In a sprawling but erudite examination of whether Nigeria, the nation, has any legitimacy, Soyinka poses the question ‘What is a Nation?’. He dangles the hypothesis that ‘we must not shy away from the possibility that a nation is a mere sentimental concept, unfounded in any practical advantages for its occupants’. Nor he attests ‘would mere geographical coherence, within any arbitrarily elected measure of contemporaneity’ offer any certitudes.
But the professor avers that ‘nation status has never been an absolute or a constant, that it has ever followed the politics of conflict, interest, alliances, power and even accident’. Thus to list just a few here, the Middle East oil states, the former Soviet Union, Spain, even the United Kingdom are, were, Soyinka argues, defined as Nations only when all the conditions above were in balance to satisfy a peace.
He admits Nigeria qualifies as a nation despite its colonial invention in the commercial minds of some far away civil servant. ‘A flawed origin – but no worse than others’ he concludes.
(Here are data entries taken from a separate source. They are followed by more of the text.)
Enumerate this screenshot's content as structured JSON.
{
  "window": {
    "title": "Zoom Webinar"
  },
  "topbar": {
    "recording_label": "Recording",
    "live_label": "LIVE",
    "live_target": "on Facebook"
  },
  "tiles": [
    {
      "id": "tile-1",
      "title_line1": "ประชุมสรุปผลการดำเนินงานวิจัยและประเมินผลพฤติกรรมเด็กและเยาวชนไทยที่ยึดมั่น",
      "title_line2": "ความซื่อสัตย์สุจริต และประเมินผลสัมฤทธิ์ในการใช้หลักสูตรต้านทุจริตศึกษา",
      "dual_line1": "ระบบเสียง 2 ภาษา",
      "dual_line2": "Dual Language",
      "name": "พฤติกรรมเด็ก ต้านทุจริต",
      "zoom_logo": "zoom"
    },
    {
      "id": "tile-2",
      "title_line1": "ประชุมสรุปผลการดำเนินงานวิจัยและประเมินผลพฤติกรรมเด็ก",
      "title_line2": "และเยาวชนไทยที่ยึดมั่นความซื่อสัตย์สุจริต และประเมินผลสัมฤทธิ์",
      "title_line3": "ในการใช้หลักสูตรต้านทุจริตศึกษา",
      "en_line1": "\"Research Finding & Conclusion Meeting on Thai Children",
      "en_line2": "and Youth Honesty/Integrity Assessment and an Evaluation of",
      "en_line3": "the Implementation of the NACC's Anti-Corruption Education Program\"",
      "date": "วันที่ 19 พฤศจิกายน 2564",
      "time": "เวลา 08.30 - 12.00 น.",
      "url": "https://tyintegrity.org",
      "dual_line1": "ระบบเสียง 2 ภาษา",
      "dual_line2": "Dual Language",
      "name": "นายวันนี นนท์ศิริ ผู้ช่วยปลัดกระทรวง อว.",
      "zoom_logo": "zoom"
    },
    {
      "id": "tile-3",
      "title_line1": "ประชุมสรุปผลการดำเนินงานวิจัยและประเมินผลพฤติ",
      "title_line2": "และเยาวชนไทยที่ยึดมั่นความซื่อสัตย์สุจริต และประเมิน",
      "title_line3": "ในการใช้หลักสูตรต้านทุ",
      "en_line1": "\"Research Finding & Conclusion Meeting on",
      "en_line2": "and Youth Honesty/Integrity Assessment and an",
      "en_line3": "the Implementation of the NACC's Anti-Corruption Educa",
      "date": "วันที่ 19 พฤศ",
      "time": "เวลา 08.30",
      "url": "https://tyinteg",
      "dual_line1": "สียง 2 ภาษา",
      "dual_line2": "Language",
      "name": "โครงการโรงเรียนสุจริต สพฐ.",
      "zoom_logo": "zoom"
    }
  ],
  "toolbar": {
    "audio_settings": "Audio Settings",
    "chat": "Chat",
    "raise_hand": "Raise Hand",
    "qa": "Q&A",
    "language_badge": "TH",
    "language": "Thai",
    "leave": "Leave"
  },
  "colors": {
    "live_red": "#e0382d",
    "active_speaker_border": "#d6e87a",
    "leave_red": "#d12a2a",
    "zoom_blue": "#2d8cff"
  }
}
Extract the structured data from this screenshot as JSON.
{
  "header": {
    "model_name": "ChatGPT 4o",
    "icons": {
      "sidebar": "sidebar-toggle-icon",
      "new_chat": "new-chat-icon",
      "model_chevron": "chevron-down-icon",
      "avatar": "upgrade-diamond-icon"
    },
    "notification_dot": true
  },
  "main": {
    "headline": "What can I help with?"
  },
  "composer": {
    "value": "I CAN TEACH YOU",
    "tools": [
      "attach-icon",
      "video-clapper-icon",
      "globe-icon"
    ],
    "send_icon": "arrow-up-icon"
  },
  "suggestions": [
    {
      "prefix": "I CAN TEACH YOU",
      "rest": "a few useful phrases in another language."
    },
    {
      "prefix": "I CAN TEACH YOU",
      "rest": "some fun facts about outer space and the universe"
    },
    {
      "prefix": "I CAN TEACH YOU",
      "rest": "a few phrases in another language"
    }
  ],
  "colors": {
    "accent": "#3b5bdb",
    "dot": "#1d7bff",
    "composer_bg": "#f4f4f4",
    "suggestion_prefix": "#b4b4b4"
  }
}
But the balance in Nigeria has shifted. Nigeria the nation survives despite itself.
Spoils of power
And despite a ruling clique which he accuses of abusing the power of office. ‘To obtain a basic understanding of today’s reality of Nigerian politics,’ he writes’ ‘one had better learn about and come to grasp with the phenomenon of the spoils of power’.
In Nigeria the spoils of power demand ‘a brutal exaction from a populace, savaging their psyche and intimating to them a kind of essential worthlessness. Perhaps other nations exemplify this as blatantly as Nigeria; beyond acknowledged Mafia - controlled societies, I know of none.’
And that is the true nature of what passes for government in Nigeria today – organised crime. It is a clique that is now out of hand and out of step with rational and normal parabolas of human conduct. It is a message the leaders of the Commonwealth failed to grasp before and they failed to grasp again just last October when they granted Abacha a stay of execution giving the discredited General one more year to return Nigeria to civilian rule.
Those of us who have real hopes that Nigeria may one day exist as a functional nation know there are two further truisms of this farce to be played out yet. President Abacha will soon be with us. And secondly we have always known that this insecure man who rules by playing his enemies off against each other is merely hastening the day when Nigeria will again face its own contradictions by violent means.
Nigeria, the open sore of the African continent. An eyesore eating into the very heart of the region, threatening to develop into a boil that will surely soon burst spectacularly but not before it has brought serious internal and corrosive damage to its citizens.